MIT Media Lab, E14-633
Two of the main components of wellbeing are engagement and positive affect. Stress is often derided as harmful, but it can also be helpful for motivating achievement and for enhancing performance. Our lab has pioneered a number of ways to measure these kinds of affective states, with emphasis on making non-obtrusive measures that are objective, such as wearable sensing of physiology, camera-based measures of facial expressions, vocal expressions, and more. This talk will show live demonstrations of some technologies and discuss what they can and can't (yet) do.
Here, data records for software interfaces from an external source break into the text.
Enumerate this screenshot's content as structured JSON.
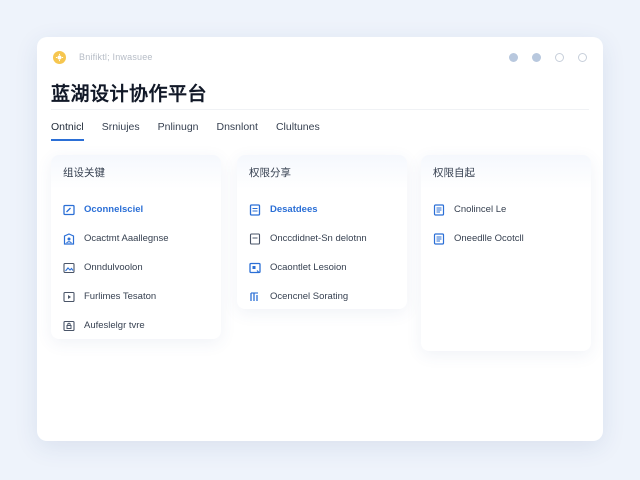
{
  "app": {
    "subtitle": "Bnifiktl; Inwasuee",
    "title": "蓝湖设计协作平台"
  },
  "window_controls": [
    "dot-filled-icon",
    "dot-filled-icon",
    "dot-outline-icon",
    "dot-outline-icon"
  ],
  "tabs": [
    {
      "label": "Ontnicl",
      "active": true
    },
    {
      "label": "Srniujes",
      "active": false
    },
    {
      "label": "Pnlinugn",
      "active": false
    },
    {
      "label": "Dnsnlont",
      "active": false
    },
    {
      "label": "Clultunes",
      "active": false
    }
  ],
  "cards": [
    {
      "title": "组设关键",
      "items": [
        {
          "label": "Oconnelsciel",
          "icon": "document-edit-icon",
          "active": true
        },
        {
          "label": "Ocactmt Aaallegnse",
          "icon": "user-shield-icon",
          "active": false
        },
        {
          "label": "Onndulvoolon",
          "icon": "image-icon",
          "active": false
        },
        {
          "label": "Furlimes Tesaton",
          "icon": "play-square-icon",
          "active": false
        },
        {
          "label": "Aufeslelgr tvre",
          "icon": "lock-square-icon",
          "active": false
        }
      ]
    },
    {
      "title": "权限分享",
      "items": [
        {
          "label": "Desatdees",
          "icon": "file-text-icon",
          "active": true
        },
        {
          "label": "Onccdidnet-Sn delotnn",
          "icon": "file-outline-icon",
          "active": false
        },
        {
          "label": "Ocaontlet Lesoion",
          "icon": "slides-icon",
          "active": false
        },
        {
          "label": "Ocencnel Sorating",
          "icon": "columns-icon",
          "active": false
        }
      ]
    },
    {
      "title": "权限自起",
      "items": [
        {
          "label": "Cnolincel Le",
          "icon": "doc-lines-icon",
          "active": false
        },
        {
          "label": "Oneedlle Ocotcll",
          "icon": "doc-lines-icon",
          "active": false
        }
      ]
    }
  ],
  "colors": {
    "accent": "#2b6fd6",
    "background": "#eef3fb",
    "logo": "#f6c64f"
  }
}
Professor Rosalind W. Picard, Sc.D. is Founder and Director of Affective Computing Research at the MIT Media Lab. Picard is the author of the book Affective Computing, which gave rise to the field by that name. She holds a bachelor’s degree in electrical engineering with highest honors from the Georgia Institute of Technology and master’s and doctorate degrees in electrical engineering and computer science from MIT. Since joining the MIT Media Lab Faculty she has authored more than 200 scientific articles and been named an inventor on more than two dozen patents. Picard was also a founding member of the IEEE Technical Committee on Wearable Information Systems helping launch the field of wearable computing. As an entrepreneur, she co-founded Affectiva, Inc, which is today the leader in measurement of facial expressions online serving more than 300 Global brands in over 70 countries with over 4.5 billion emotion points measured. She also co-founded Empatica, Inc., which is creating wearable sensors and analytics to improve health, bringing to market a sensor for epilepsy based on work that started by comfortably measuring stress in autism. Picard and her work have been featured in New Scientist, the Wall Street Journal, Wired, Fast Company, the New York Times, Forbes, Technology Review, and numerous shows such as BBC Horizons, Scientific American Frontiers with Alan Alda, and BBC Hard Talk.